----- RECORDS PROVIDED -----
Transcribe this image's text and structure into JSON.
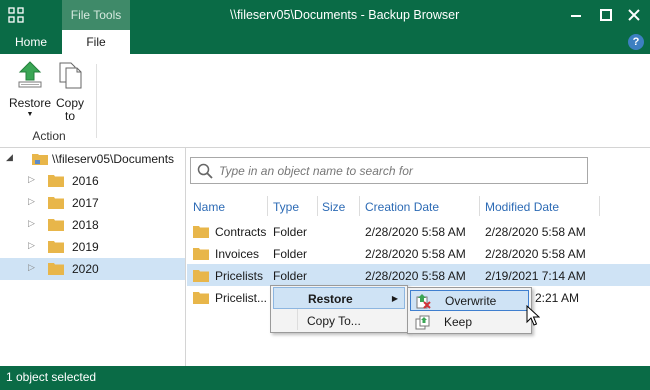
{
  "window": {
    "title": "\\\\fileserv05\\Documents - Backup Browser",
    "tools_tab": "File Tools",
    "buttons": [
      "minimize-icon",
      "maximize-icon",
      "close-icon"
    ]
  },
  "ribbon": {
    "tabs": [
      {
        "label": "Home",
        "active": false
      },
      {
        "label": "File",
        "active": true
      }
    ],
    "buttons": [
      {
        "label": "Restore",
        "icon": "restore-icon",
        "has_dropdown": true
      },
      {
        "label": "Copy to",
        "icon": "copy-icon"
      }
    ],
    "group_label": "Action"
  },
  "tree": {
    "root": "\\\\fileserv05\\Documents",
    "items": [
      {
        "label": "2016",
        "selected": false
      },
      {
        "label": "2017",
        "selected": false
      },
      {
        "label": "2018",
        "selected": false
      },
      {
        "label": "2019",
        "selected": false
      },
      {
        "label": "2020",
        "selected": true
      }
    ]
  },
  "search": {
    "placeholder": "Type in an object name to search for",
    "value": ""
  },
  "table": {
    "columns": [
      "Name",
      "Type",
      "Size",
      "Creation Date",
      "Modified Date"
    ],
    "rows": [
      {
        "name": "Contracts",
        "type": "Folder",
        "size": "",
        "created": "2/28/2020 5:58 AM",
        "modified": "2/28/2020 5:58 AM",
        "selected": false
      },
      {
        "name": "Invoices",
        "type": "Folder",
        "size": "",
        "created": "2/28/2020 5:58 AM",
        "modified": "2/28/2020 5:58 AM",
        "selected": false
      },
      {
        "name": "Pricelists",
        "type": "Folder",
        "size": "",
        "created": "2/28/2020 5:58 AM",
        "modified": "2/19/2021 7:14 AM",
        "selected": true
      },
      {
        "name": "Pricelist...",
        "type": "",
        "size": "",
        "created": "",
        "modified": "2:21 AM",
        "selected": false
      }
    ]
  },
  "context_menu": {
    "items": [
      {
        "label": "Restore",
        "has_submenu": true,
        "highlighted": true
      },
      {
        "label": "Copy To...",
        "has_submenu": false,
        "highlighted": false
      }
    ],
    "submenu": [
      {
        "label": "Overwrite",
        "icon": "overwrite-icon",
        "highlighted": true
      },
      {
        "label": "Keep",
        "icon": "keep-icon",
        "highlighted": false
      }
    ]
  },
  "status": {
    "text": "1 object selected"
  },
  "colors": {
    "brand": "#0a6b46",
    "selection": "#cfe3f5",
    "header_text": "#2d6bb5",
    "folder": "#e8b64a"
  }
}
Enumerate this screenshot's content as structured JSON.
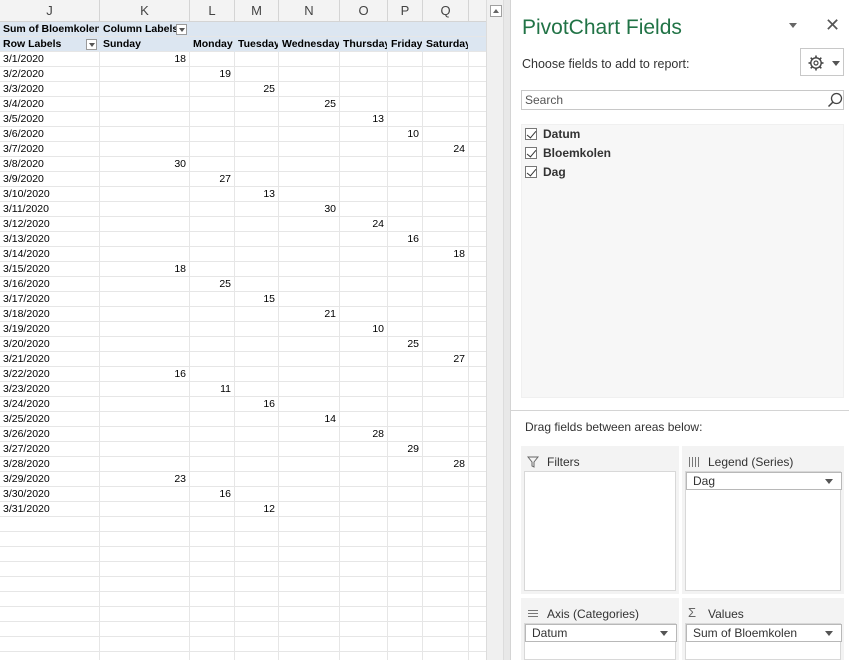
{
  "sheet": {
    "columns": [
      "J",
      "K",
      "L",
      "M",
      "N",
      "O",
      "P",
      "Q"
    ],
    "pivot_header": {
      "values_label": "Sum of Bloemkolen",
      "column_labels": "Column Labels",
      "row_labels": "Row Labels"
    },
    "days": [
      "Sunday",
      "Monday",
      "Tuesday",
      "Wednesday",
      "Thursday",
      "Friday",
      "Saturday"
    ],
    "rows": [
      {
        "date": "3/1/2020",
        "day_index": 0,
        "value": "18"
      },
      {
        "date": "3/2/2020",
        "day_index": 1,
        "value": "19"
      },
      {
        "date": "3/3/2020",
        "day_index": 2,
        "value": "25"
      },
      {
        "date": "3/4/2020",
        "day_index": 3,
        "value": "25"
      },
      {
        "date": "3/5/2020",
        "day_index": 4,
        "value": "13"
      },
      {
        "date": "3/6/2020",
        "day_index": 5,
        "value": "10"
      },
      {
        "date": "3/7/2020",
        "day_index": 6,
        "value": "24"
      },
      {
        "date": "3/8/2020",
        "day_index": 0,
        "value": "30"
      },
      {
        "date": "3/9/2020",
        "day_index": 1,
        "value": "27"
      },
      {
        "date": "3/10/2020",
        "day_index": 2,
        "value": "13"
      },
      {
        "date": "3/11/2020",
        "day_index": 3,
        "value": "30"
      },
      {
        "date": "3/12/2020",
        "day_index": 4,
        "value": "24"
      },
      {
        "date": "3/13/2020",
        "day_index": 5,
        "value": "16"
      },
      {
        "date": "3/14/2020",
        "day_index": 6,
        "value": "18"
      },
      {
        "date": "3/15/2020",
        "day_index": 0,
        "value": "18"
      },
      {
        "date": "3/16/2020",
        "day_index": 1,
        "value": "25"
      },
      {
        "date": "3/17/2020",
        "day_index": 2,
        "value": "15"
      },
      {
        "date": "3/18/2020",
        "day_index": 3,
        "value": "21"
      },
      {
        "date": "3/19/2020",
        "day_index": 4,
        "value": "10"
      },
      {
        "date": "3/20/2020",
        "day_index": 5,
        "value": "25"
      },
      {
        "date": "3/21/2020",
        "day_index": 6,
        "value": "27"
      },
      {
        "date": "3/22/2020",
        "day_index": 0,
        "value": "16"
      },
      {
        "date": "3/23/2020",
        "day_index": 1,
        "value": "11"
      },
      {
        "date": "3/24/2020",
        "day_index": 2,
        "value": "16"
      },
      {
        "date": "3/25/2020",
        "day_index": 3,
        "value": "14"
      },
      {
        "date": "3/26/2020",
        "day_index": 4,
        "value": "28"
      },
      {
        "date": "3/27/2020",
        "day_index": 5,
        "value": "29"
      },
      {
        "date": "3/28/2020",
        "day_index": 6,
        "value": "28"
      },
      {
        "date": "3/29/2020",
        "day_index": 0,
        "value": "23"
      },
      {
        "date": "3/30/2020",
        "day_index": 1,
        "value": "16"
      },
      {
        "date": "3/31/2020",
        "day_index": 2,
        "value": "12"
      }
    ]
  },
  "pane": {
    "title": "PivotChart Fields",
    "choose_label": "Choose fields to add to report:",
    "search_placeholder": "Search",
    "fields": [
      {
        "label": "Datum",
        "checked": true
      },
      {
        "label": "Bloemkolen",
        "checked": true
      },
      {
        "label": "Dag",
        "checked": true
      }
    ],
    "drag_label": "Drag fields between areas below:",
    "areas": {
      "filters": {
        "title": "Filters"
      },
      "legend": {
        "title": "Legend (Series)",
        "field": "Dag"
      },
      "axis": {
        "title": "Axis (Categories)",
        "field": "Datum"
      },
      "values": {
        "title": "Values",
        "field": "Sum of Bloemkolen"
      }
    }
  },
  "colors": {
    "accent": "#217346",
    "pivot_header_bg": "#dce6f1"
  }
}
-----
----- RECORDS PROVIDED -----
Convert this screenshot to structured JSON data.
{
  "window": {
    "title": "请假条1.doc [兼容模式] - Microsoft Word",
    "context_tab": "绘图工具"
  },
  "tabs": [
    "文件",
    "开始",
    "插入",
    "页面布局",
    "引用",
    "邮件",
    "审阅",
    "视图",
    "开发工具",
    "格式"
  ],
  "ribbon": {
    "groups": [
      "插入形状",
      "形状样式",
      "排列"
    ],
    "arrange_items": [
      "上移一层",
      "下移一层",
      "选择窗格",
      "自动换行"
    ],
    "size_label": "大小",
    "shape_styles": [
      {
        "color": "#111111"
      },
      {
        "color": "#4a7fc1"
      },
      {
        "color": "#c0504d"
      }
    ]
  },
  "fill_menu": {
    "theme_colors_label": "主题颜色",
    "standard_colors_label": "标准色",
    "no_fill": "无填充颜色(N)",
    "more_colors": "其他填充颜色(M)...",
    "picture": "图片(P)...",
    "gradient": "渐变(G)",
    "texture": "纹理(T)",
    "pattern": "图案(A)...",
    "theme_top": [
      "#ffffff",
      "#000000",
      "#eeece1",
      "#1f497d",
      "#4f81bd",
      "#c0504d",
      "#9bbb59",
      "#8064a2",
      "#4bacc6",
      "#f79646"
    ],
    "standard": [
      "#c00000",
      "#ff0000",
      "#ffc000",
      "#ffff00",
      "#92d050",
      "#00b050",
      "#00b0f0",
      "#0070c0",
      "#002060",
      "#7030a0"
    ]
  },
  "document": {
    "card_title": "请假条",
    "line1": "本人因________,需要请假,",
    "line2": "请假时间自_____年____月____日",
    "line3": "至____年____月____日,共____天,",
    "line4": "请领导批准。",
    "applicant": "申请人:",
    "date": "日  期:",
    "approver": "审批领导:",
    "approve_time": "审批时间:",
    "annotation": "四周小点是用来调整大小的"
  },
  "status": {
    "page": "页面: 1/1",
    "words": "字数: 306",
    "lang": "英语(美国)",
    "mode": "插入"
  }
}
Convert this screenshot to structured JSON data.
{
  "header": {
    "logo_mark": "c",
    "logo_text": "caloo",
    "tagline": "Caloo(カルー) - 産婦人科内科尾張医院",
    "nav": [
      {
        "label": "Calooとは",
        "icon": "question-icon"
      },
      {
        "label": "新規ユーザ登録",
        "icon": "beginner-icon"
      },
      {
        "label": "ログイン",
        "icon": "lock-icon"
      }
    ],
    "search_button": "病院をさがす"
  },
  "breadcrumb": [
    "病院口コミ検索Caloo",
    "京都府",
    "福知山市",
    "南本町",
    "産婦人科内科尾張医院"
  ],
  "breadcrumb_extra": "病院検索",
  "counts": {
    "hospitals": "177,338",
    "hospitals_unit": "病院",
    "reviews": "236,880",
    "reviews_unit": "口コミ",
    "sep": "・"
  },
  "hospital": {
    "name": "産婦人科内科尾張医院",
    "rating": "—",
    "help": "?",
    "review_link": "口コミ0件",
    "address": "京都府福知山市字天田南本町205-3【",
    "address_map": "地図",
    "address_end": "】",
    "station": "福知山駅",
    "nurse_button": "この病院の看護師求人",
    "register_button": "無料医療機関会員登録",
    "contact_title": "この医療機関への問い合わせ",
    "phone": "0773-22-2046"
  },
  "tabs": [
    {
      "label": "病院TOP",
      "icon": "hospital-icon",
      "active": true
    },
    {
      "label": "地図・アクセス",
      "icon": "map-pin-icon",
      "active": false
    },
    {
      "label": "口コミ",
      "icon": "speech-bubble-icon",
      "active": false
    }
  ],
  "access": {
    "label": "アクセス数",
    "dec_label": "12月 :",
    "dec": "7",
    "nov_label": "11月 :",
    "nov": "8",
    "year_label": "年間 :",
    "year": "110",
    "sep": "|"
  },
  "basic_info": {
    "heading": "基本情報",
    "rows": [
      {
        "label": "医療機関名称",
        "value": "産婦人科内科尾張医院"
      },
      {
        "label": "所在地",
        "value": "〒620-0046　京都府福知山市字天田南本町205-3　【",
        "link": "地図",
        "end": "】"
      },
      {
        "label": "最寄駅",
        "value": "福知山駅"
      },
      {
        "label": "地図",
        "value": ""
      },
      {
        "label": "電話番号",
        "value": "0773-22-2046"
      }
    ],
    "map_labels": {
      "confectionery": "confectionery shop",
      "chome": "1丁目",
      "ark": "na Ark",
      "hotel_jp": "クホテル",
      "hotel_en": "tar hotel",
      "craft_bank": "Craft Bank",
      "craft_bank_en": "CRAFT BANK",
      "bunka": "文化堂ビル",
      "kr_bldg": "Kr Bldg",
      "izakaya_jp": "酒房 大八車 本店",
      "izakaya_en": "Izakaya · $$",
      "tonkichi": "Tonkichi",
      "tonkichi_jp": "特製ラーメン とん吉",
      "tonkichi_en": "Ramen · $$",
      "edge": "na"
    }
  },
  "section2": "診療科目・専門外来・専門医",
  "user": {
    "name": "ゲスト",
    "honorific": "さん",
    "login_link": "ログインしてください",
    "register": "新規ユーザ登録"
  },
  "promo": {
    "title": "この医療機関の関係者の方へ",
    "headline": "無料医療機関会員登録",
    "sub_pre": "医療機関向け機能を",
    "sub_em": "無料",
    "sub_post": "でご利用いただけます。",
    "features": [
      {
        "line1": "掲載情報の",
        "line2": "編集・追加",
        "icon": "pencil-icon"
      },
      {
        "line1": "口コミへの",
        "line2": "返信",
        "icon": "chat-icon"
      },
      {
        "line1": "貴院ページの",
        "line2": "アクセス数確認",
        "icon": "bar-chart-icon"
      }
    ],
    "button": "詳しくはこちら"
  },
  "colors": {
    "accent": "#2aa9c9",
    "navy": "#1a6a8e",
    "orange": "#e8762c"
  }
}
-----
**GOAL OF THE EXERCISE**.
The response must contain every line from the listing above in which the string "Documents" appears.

**SOLUTION FOR THIS TASK**.
    "title": "\\\\fileserv05\\Documents - Backup Browser",
    "root": "\\\\fileserv05\\Documents",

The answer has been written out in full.